They are loud, unsophisticated and often offensive in content. With titles ranging from Sex With a Bavarian to Big Tits Potato Salad, the ballermann subgenre of schlager pop is a big hit in German-dominated nightclubs on the Balearic island of Mallorca, but is more likely cause grimaces of embarrassment or Fremdschamen at home.
Yet this week, German newspapers were filled with detailed analyzes of schlager’s song lyrics, and even the country’s justice minister felt inclined to share his musical tastes after a Bavarian town decided to banish this holiday season’s ballermann hit from its breweries for its sexist tendencies.
Layla, by DJ Robin & Schürze, which has risen to the top of the German singles charts in the last three weeks, is a song about a brothel woman who is “prettier, younger, more cunning” than the other sex workers in his establishment.
Whether Layla is the owner of the brothel or an employee herself is unclear: the song also refers to her as luder, meaning “naughty” or “minx”. With a refrain of “La-la-la-la-la-la-la-Layla, la-la-la-la”, the song’s narrative ambitions are limited.
On Monday, the city of Würzburg announced that it would not perform the song at the annual Kiliani fair, organized by the municipal authorities. “We understand that the song can be catchy, catchy and melodic,” said city spokesman Christian Weiß. “But that doesn’t change the fact that sexist lyrics are unacceptable and not appropriate for our festival.”
In the western city of Düsseldorf, a shooting club responsible for organizing the fair also said it would not play the song. “I’m of the opinion that this song belongs everywhere but our festival site,” club chairman Lothar Inden told broadcaster WDR.
Bild, the mighty German tabloid, jumped on the story as what it saw as evidence of a modern form of censorship. “People are prescribed how to speak, how to write and now how to party. This prudish nanny from the politically correct brigade needs to stop. We are moving towards an anti-fun society.
German Justice Minister Marco Buschmann of the Liberal Democratic Party (FDP) himself a creator of electronic music in his spare timejoined the debate on Twitter“You don’t have to like schlager’s lyrics. You may find them silly and unpleasant. But in my opinion, an official ban is a step too far.
However, neither the authorities in Würzburg nor Düsseldorf have taken the decision to issue a decree that would amount to an official ban. “We are not the guardians of public morals, but the organisers,” an official at the Killiani fair told Bayerischer Rundfunk radio. A spokesman for the mayor of Düsseldorf said there were no plans to ban the song.

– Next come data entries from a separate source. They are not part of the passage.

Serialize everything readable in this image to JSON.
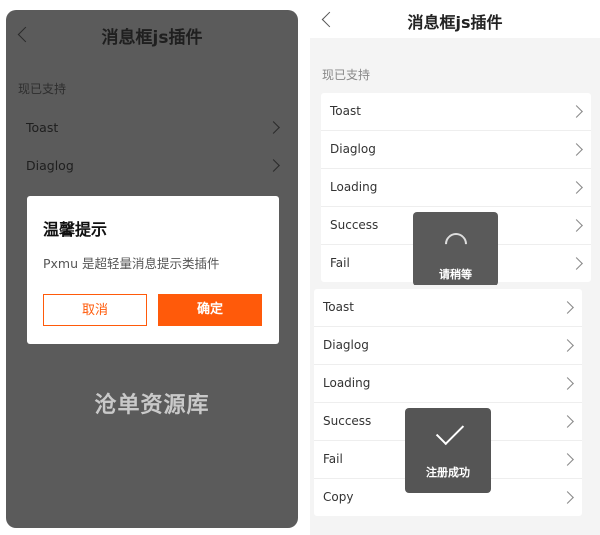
{
  "left_screen": {
    "title": "消息框js插件",
    "section_label": "现已支持",
    "items": [
      {
        "label": "Toast"
      },
      {
        "label": "Diaglog"
      }
    ],
    "watermark": "沧单资源库",
    "dialog": {
      "title": "温馨提示",
      "message": "Pxmu 是超轻量消息提示类插件",
      "cancel_label": "取消",
      "confirm_label": "确定"
    }
  },
  "right_top_screen": {
    "title": "消息框js插件",
    "section_label": "现已支持",
    "items": [
      {
        "label": "Toast"
      },
      {
        "label": "Diaglog"
      },
      {
        "label": "Loading"
      },
      {
        "label": "Success"
      },
      {
        "label": "Fail"
      }
    ],
    "loading_toast": {
      "text": "请稍等"
    }
  },
  "right_bottom_screen": {
    "items": [
      {
        "label": "Toast"
      },
      {
        "label": "Diaglog"
      },
      {
        "label": "Loading"
      },
      {
        "label": "Success"
      },
      {
        "label": "Fail"
      },
      {
        "label": "Copy"
      }
    ],
    "success_toast": {
      "text": "注册成功"
    }
  },
  "colors": {
    "accent": "#ff5a0a",
    "overlay": "#5b5b5b",
    "toast_bg": "#555555"
  }
}
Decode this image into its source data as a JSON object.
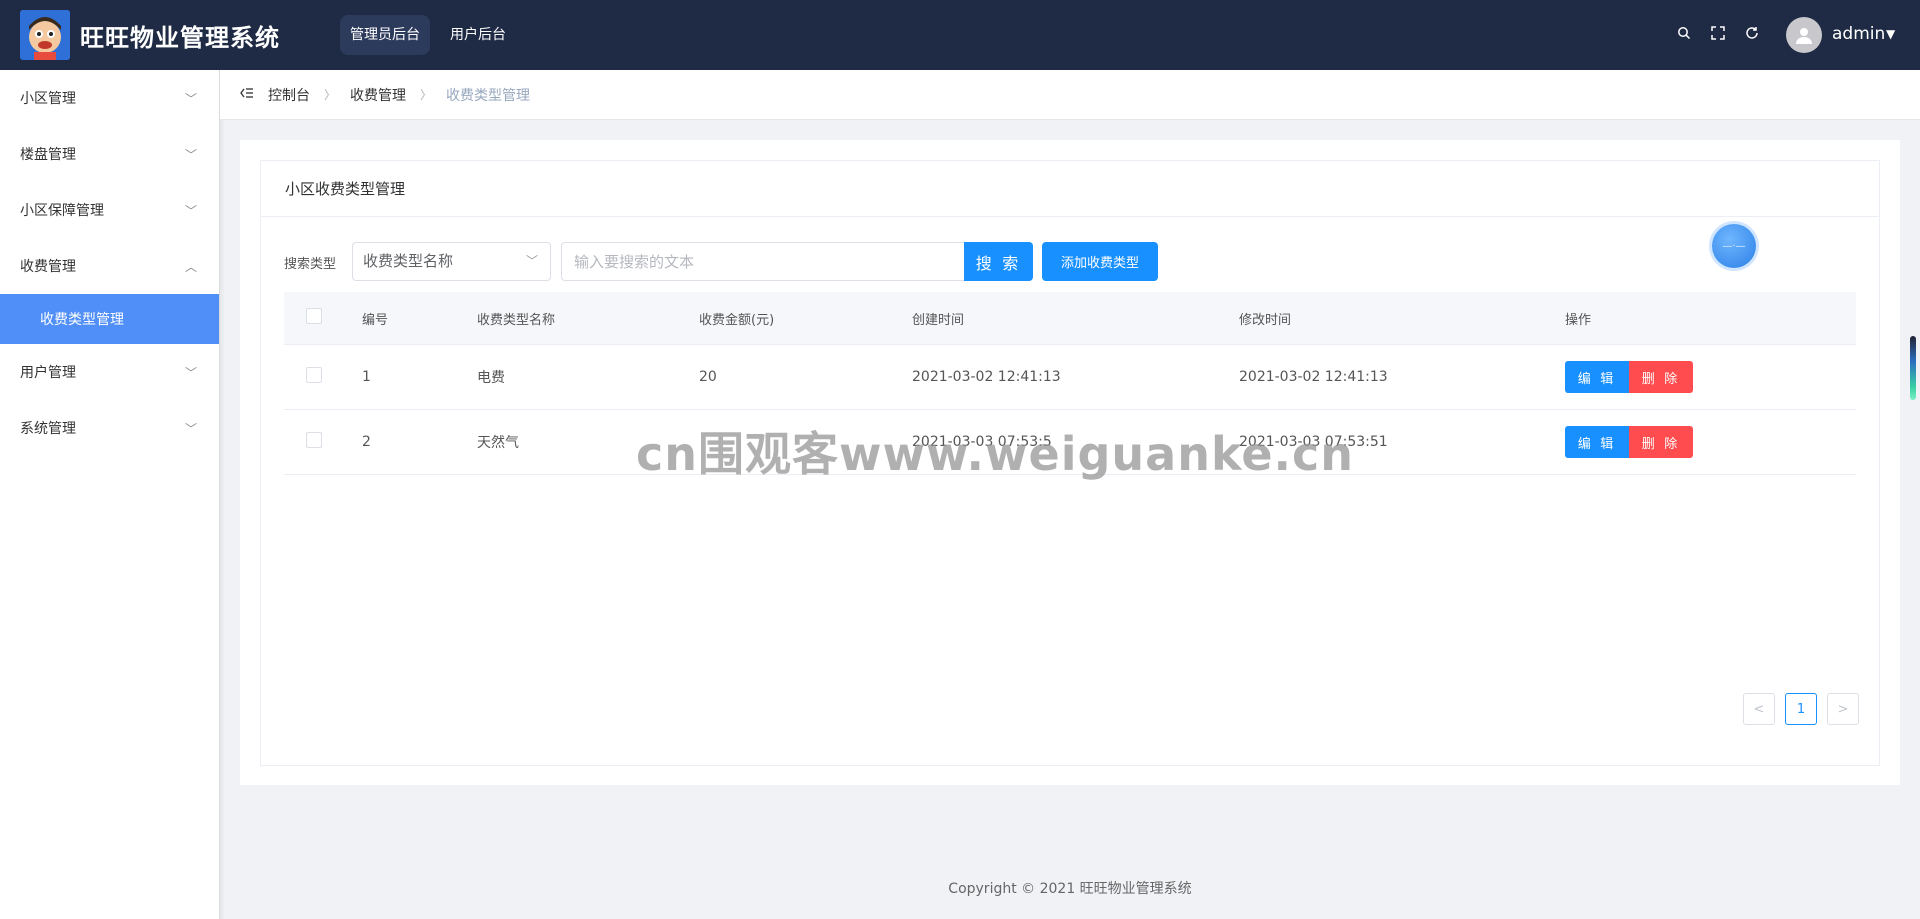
{
  "header": {
    "brand": "旺旺物业管理系统",
    "tabs": [
      {
        "label": "管理员后台",
        "active": true
      },
      {
        "label": "用户后台",
        "active": false
      }
    ],
    "icons": [
      "search-icon",
      "fullscreen-icon",
      "refresh-icon"
    ],
    "username": "admin",
    "bg_color": "#1f2a44"
  },
  "sidebar": {
    "items": [
      {
        "label": "小区管理",
        "expanded": false
      },
      {
        "label": "楼盘管理",
        "expanded": false
      },
      {
        "label": "小区保障管理",
        "expanded": false
      },
      {
        "label": "收费管理",
        "expanded": true
      },
      {
        "label": "用户管理",
        "expanded": false
      },
      {
        "label": "系统管理",
        "expanded": false
      }
    ],
    "active_subitem": "收费类型管理",
    "active_color": "#4f8ff7"
  },
  "breadcrumb": [
    "控制台",
    "收费管理",
    "收费类型管理"
  ],
  "card": {
    "title": "小区收费类型管理"
  },
  "search": {
    "label": "搜索类型",
    "select_value": "收费类型名称",
    "placeholder": "输入要搜索的文本",
    "search_button": "搜 索",
    "add_button": "添加收费类型"
  },
  "table": {
    "headers": [
      "编号",
      "收费类型名称",
      "收费金额(元)",
      "创建时间",
      "修改时间",
      "操作"
    ],
    "rows": [
      {
        "id": "1",
        "name": "电费",
        "amount": "20",
        "created": "2021-03-02 12:41:13",
        "modified": "2021-03-02 12:41:13"
      },
      {
        "id": "2",
        "name": "天然气",
        "amount": "",
        "created": "2021-03-03 07:53:5",
        "modified": "2021-03-03 07:53:51"
      }
    ],
    "edit_label": "编 辑",
    "delete_label": "删 除"
  },
  "pagination": {
    "prev": "<",
    "current": "1",
    "next": ">"
  },
  "watermark": "cn围观客www.weiguanke.cn",
  "footer": "Copyright © 2021 旺旺物业管理系统",
  "colors": {
    "primary": "#1890ff",
    "danger": "#ff4d4f"
  }
}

In 2021, authorities in Würzburg took a similar step to stop playing the so-called Donaulied or Danube Song after a student started a petition against “beer tent sexism”. The traditional folk song describes a man raping a sleeping woman he meets on the banks of the Danube, although in some modern schlager versions the lyrics are changed to describe their sexual intercourse as consensual.